  • If you have the time (and money) try to get a higher degree or take classes to improve your employment skills. Here is a crazy tip; learn CPR and put that on your resume, you will probably be one of a very few candidates that have that training and may be hired because of it! I know of 2 cases!
  • If you are an older person remember your biggest assets; experience, patience and the ability to work straight through and handle crises. Try to express that during an interview. Saying yes to an inferior job may give you the chance to start building your way up. Don’t be too proud to only see the small picture; if an opportunity arises that you are overqualified for- take it! Tell the employer you want to take the job even though you may be over qualified. This is a very difficult and sometimes depressing and demoralizing step, however chances are it will lead to a better position in a few months or year as the employer begins to notice what you can do. I can tell you from personal experience all about this. One day…..
  • PLEASE learn to write a correct cover letter, learn to format your resumes correctly and learn to target your resume towards the job you are applying for. Also, apply for jobs that you are qualified for ONLY. If you think for a half a second that an employer is going to hire an accountant for an IT job because they both know how to count to 10 you are WRONG. Not only will you not get the job but the employer will never call you back for a job that you might be trained for. You are hurting your own chances.
  • Accept the fact that your new boss may be 20 years younger. I know it’s hard to swallow but that is the facts. Instead of opposing their judgments find favor in offering useful suggestions every once in a while when ASKED. Put your nose to the ground and do your job. Once you have put facts on the ground you will be noticed.
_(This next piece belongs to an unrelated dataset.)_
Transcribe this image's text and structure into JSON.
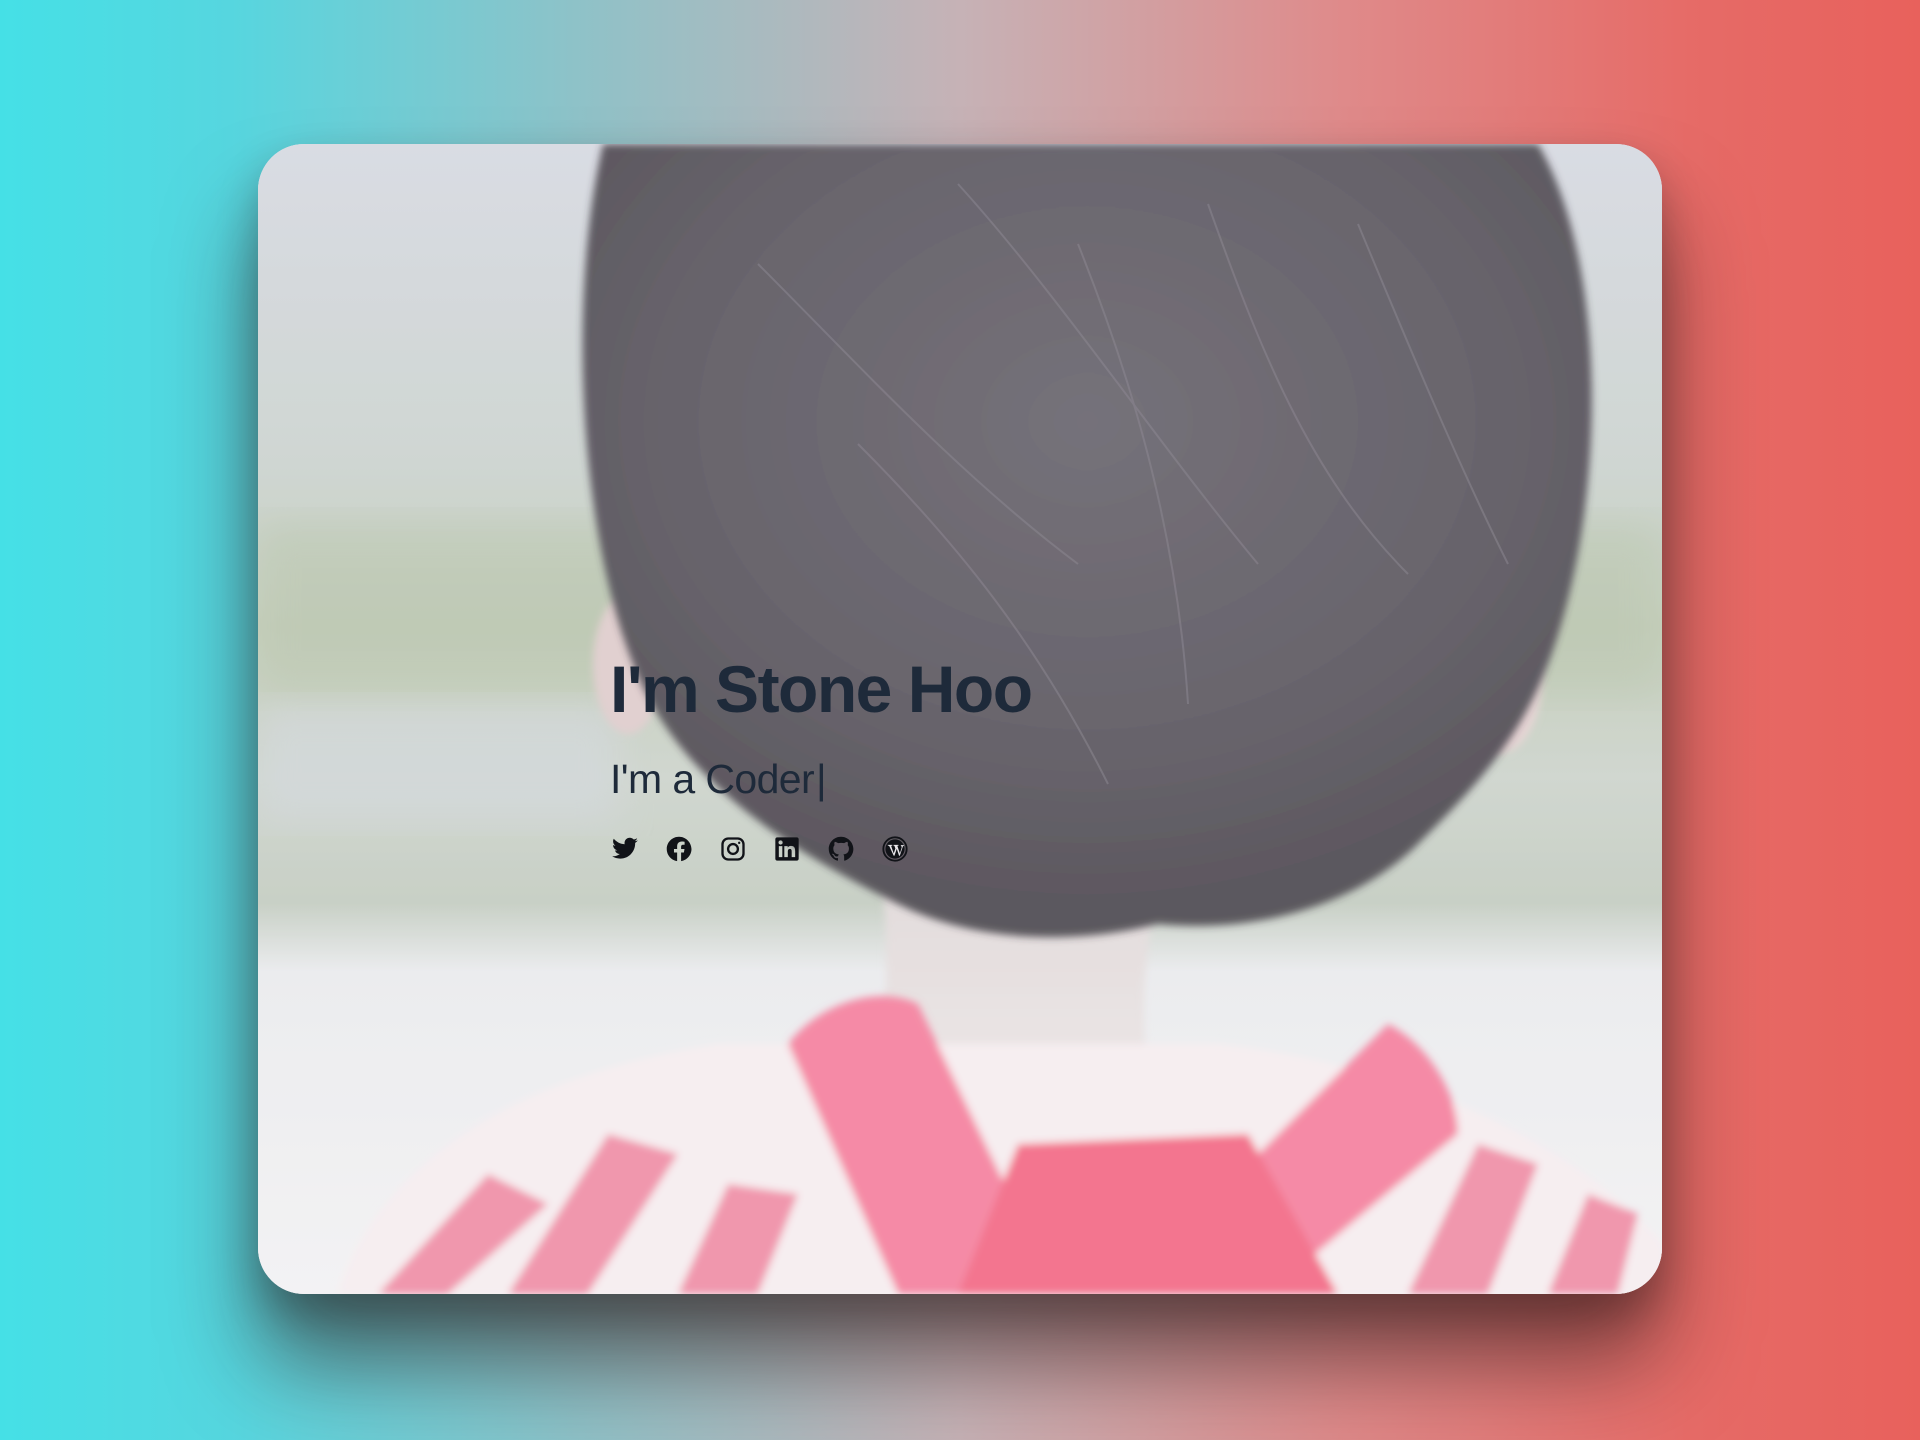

Of course nothing in this world is guaranteed and there are always exceptions to the rule. However in more cases than not, taking some of these suggestions feeling better about yourself and coming to an interview with a positive attitude will help you get hired. Now get out there and take your first positive steps!


About Michael "Srulie" Rosner

Michael Rosner is the International Director of the OU Job Board. Applying his 25+ years of experience in the business world to the Non-Profit sector, Michael has grown the OU Job Board into the largest Jewish Job Board worldwide. More than 6,000 people have been put back to work since he assumed the Job Board position four years ago, and Srulie has managed to retrain and retool close to 5,000 people in various skills over just the past two years. Michael keeps up with his 400,000 constituents through his blogging and direct e- mail campaigns, allowing people to touch base with the OU Job Board and utilize the variety of social services it now provides.

A China “expert” by trade, Michael‘s ability to communicate with all types of personalities and to break down complicated issues into practical levels made him a successful CEO and master salesman throughout his career. Michael has a BA in economics with honors as well as a Rabbinic ordination from HaRav Reuven Feinstein of Yeshiva of Staten Island.

He has been and is involved in various local community boards, charitable institutions and outreach programs on a local and national basis

Michael resides on Staten Island with his wife Judy. His two children, now married, along with his six grandchildren, live in the greater New York -New Jersey area.